Island Park was part of the original townsite of Fargo platted out by the Northern Pacific Railroad. Jacob Lowell, Jr. and J.B. Power interceded with the railroad and the area that is now Island Park was deeded to the city for a park.
The map on the right is taken from an 1899 Fargo street map. One can see the many paths through the park. On the west (left) side is a lagoon and on the east side are several unidentified structures and a circular wading pool.
Boating on the river appeared to be a tranquil pastime based on the 1911 postcard to the left. The chimney on the right side is from the old Fargo water plant which stood in the park just south of today's Fargo Moorhead Community Theater building.
The wading pool pictured on the right also appeared to be popular.
The most popular attraction of the park was probably just strolling along its many paths as seen in the postcards below.
To the right, one can see the statue of Henrik Wergeland (1808-1845), which stands in Island Park. Wergeland was Norway's national poet and a symbol of Norway's independence. Wergeland's literary works were used to lead his country toward independence from Sweden in 1905. He was a reformer of politics, religion, agriculture and prisons, and he has been called "the Abraham Lincoln of Norway." He is largely credited with making May 17 the day Norwegians celebrate their independence.
The statue of Wergeland was unveiled in Island Park on Wednesday, June 17, 1908, as more than 3,500 people watched. The Fargo forum reported that area businesses closed early so employees could attend.
Dr. Herman Fjelde of Abercrombie, ND, first commissioned the statue by Gustav Vigeland, Norway's leading sculptor. In 1906, Abercrombie residents planned to build an Old Settlers park on the site of its historic fort. Fjelde and others who had strong ties to the Norwegian aristocracy, hired Vigeland with $500 down. Soon, however, Vigeland's work on the life-size sculpture was then taken over by a Norwegian group and the $500 refunded. There was a dispute over installing the work of such an important artist in the town because of its remoteness. Instead it was sent to Minneapolis, though a final resting place for the piece had not been determined.
Committees from Minneapolis, St. Paul, Chicago, Grand Forks and Fargo bid for the statue, with Fargo winning. On June 17, 1908, the statue was dedicated in its current location, marking what would have been Wergeland's 100th birthday. An identical bronze statue was unveiled in Oslo the same day.
The sculptor of the Wergeland statue was Gustav Vigeland, one of Europe's most well known sculptors.
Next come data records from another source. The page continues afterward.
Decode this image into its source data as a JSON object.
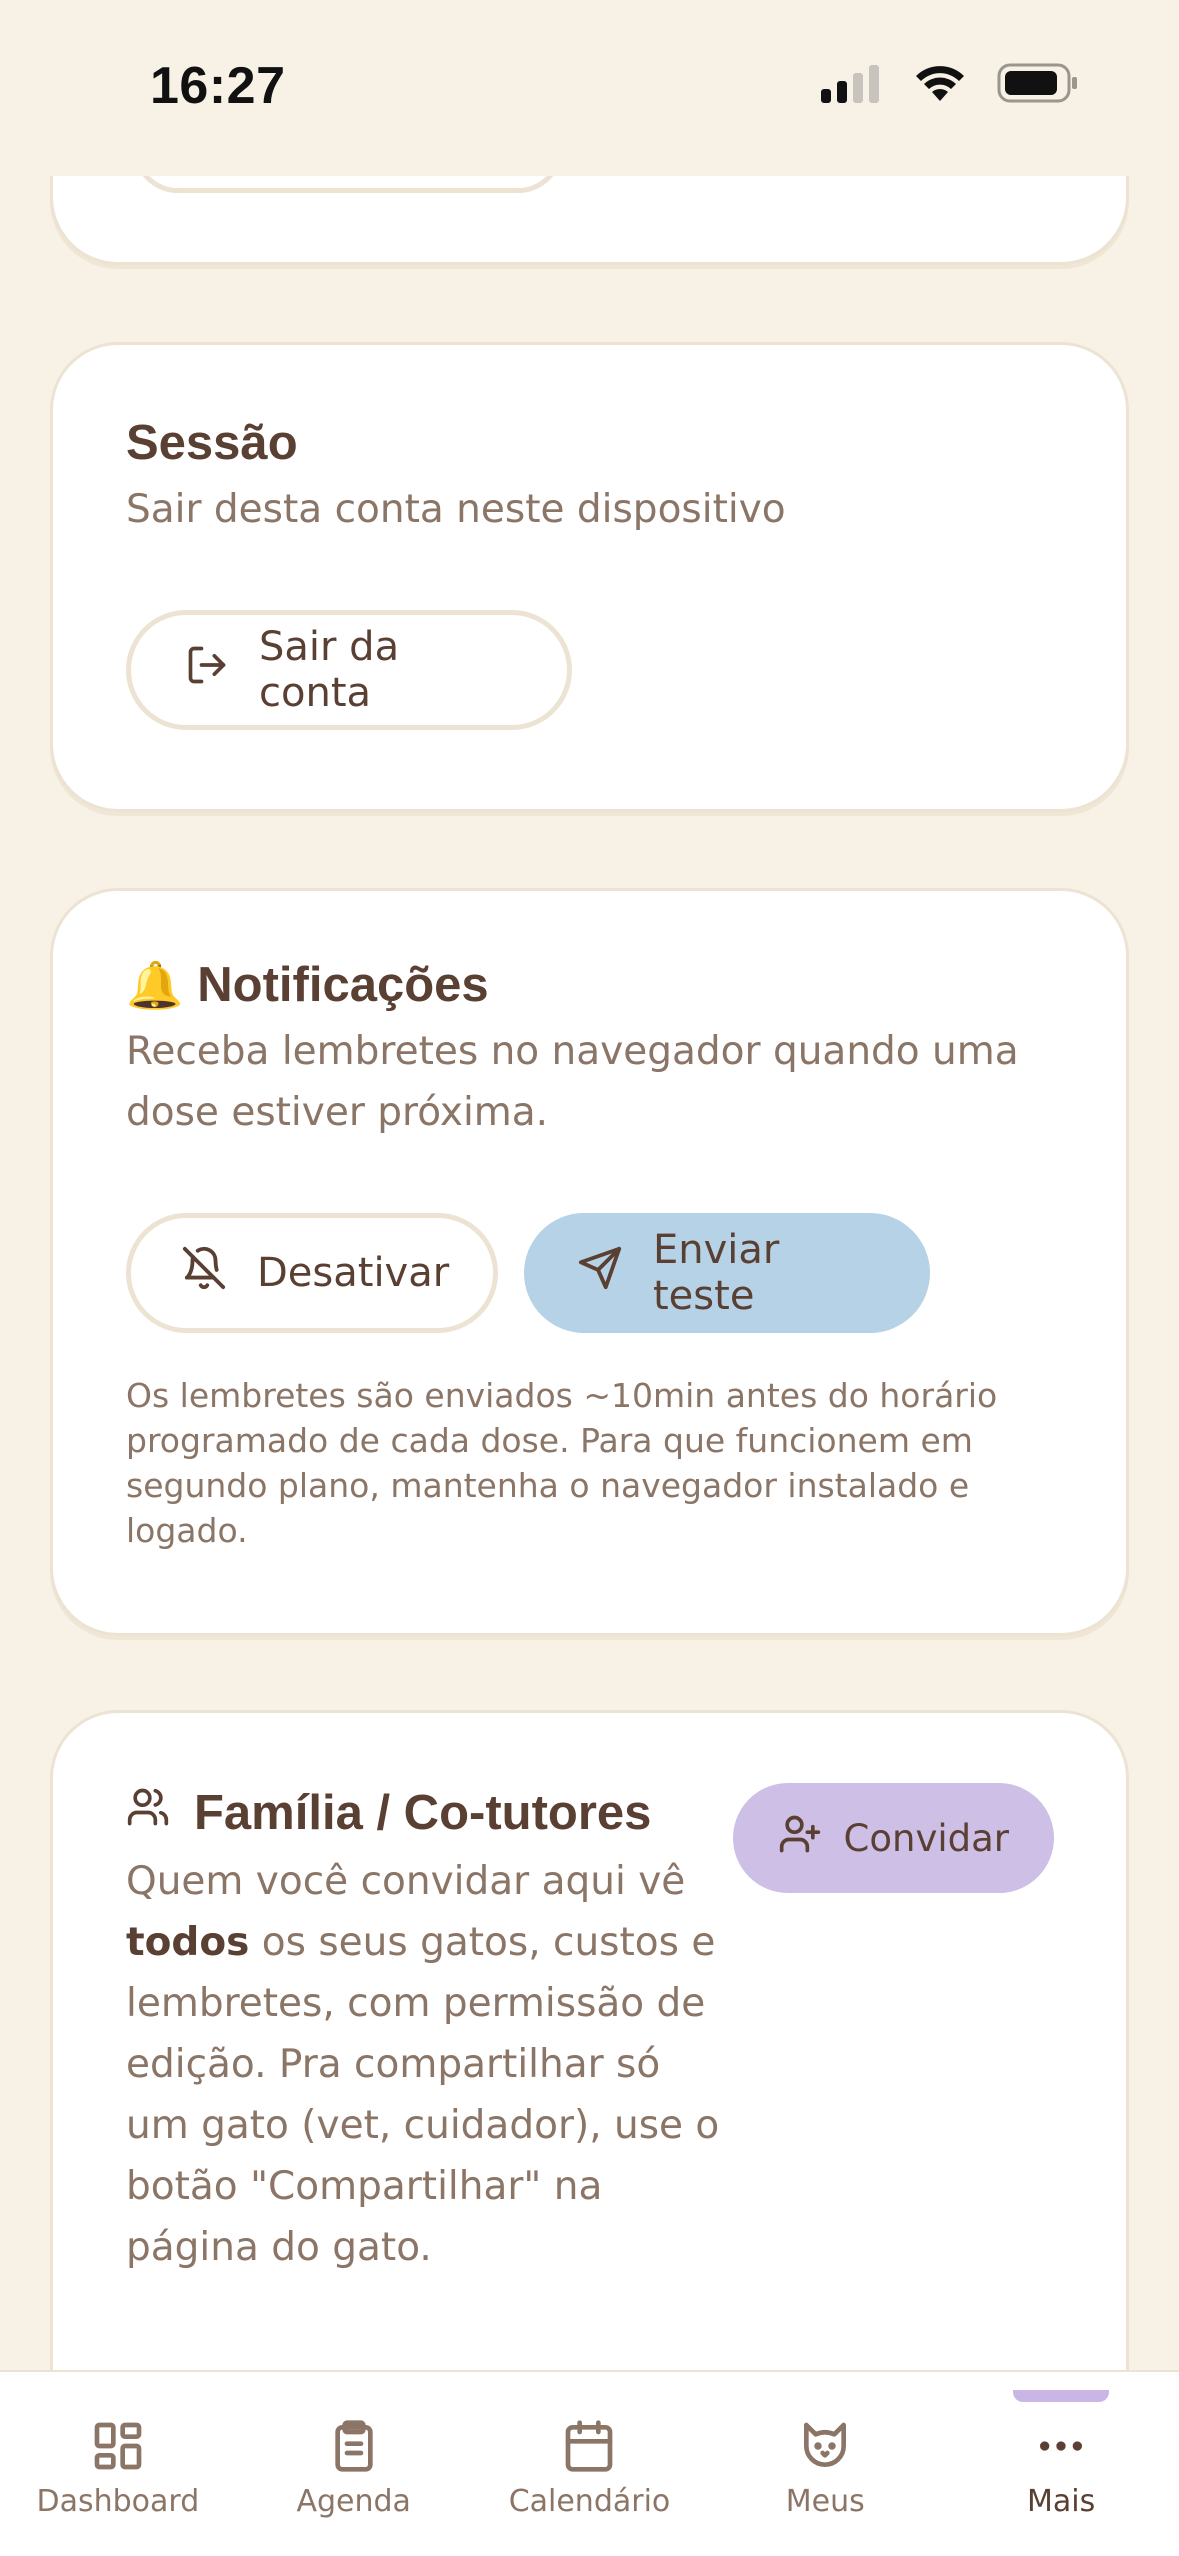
{
  "status_bar": {
    "time": "16:27"
  },
  "session": {
    "title": "Sessão",
    "subtitle": "Sair desta conta neste dispositivo",
    "logout_label": "Sair da conta"
  },
  "notifications": {
    "emoji": "🔔",
    "title": "Notificações",
    "subtitle": "Receba lembretes no navegador quando uma dose estiver próxima.",
    "disable_label": "Desativar",
    "test_label": "Enviar teste",
    "note": "Os lembretes são enviados ~10min antes do horário programado de cada dose. Para que funcionem em segundo plano, mantenha o navegador instalado e logado."
  },
  "family": {
    "title": "Família / Co-tutores",
    "invite_label": "Convidar",
    "desc_before": "Quem você convidar aqui vê ",
    "desc_bold": "todos",
    "desc_after": " os seus gatos, custos e lembretes, com permissão de edição. Pra compartilhar só um gato (vet, cuidador), use o botão \"Compartilhar\" na página do gato."
  },
  "tabbar": {
    "items": [
      {
        "label": "Dashboard",
        "icon": "dashboard-icon"
      },
      {
        "label": "Agenda",
        "icon": "clipboard-icon"
      },
      {
        "label": "Calendário",
        "icon": "calendar-icon"
      },
      {
        "label": "Meus",
        "icon": "cat-icon"
      },
      {
        "label": "Mais",
        "icon": "more-icon",
        "active": true
      }
    ]
  },
  "colors": {
    "background": "#f8f2e6",
    "card": "#ffffff",
    "text": "#5a3f33",
    "blue_button": "#b6d2e6",
    "lilac_button": "#cdbfe6"
  }
}
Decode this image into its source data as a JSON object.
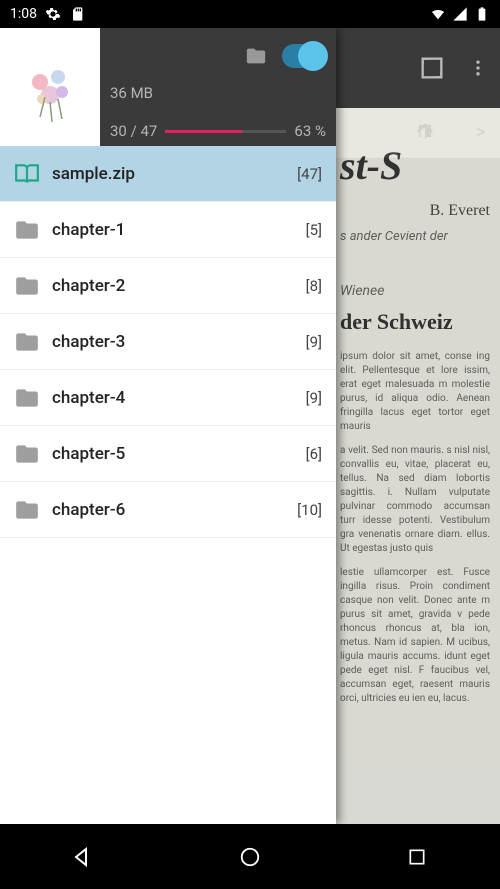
{
  "status_bar": {
    "time": "1:08",
    "icons": {
      "settings": "gear-icon",
      "sd": "sd-icon",
      "wifi": "wifi-icon",
      "signal": "signal-icon",
      "battery": "battery-icon"
    }
  },
  "drawer": {
    "size_text": "36 MB",
    "progress_text": "30 / 47",
    "percent_text": "63 %",
    "toggle_on": true,
    "items": [
      {
        "label": "sample.zip",
        "count": "[47]",
        "active": true,
        "type": "zip"
      },
      {
        "label": "chapter-1",
        "count": "[5]",
        "active": false,
        "type": "folder"
      },
      {
        "label": "chapter-2",
        "count": "[8]",
        "active": false,
        "type": "folder"
      },
      {
        "label": "chapter-3",
        "count": "[9]",
        "active": false,
        "type": "folder"
      },
      {
        "label": "chapter-4",
        "count": "[9]",
        "active": false,
        "type": "folder"
      },
      {
        "label": "chapter-5",
        "count": "[6]",
        "active": false,
        "type": "folder"
      },
      {
        "label": "chapter-6",
        "count": "[10]",
        "active": false,
        "type": "folder"
      }
    ]
  },
  "background_document": {
    "title_fragment": "st-S",
    "author_fragment": "B. Everet",
    "subtitle_fragment": "s ander Cevient der",
    "section_name": "Wienee",
    "section_title": "der Schweiz",
    "para1": "ipsum dolor sit amet, conse ing elit. Pellentesque et lore issim, erat eget malesuada m molestie purus, id aliqua odio. Aenean fringilla lacus eget tortor eget mauris",
    "para2": "a velit. Sed non mauris. s nisl nisl, convallis eu, vitae, placerat eu, tellus. Na sed diam lobortis sagittis. i. Nullam vulputate pulvinar commodo accumsan turr idesse potenti. Vestibulum gra venenatis ornare diam. ellus. Ut egestas justo quis",
    "para3": "lestie ullamcorper est. Fusce ingilla risus. Proin condiment casque non velit. Donec ante m purus sit amet, gravida v pede rhoncus rhoncus at, bla ion, metus. Nam id sapien. M ucibus, ligula mauris accums. idunt eget pede eget nisl. F faucibus vel, accumsan eget, raesent mauris orci, ultricies eu ien eu, lacus."
  },
  "toolbar": {
    "crop": "crop-icon",
    "brightness": "brightness-icon",
    "next": ">"
  }
}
Evidence shows he was working on the Wergeland piece as far back as 1897, at least nine years prior to being hired for the project.
Vigeland is best known for nude statues of men and women, especially those engaged in erotic poses, which put him at odds with the anti-sexual morals of his time. Today Norway honors Vigeland with a museum and park bearing his name in Oslo. The Wergeland statue in Fargo is one of the rare Vigeland works found outside Norway.
During the depression of the 1930's, the Federal Government's Works Progress Administration built many public facilities. One such edifice was Fargo's public swimming pool in Island Park. The pool was designed by Fargo architect S. Marius Houkom (1891-1980). In the postcard to the right, we are looking southeast at the building's entrance. On the entrance level were the men's and women's locker rooms One then walked upstairs to the pool. There were two high diving boards and two low diving boards. There was also a quite large concrete bleacher on which to watch the activity. This swimming pool has since been replaced by a new facility.
During the late 1950s or early 1960s, another swimming pool was built. Called the Harry Howland pool, it was located at the southeast corner of the Red River Valley Fairgrounds, near Broadway and 17th Avenue North. It was smaller than the Island Park pool. I worked there several summers as "basket boy." Patrons of the pool were given metal baskets in which to put their clothes. I stored and retrieved them and cleaned the locker rooms three times a day (after morning swimming lessons, at dinner time, and at closing). Good summer job. I was too young to take the Red Cross Life Saving course required to be a Life Guard.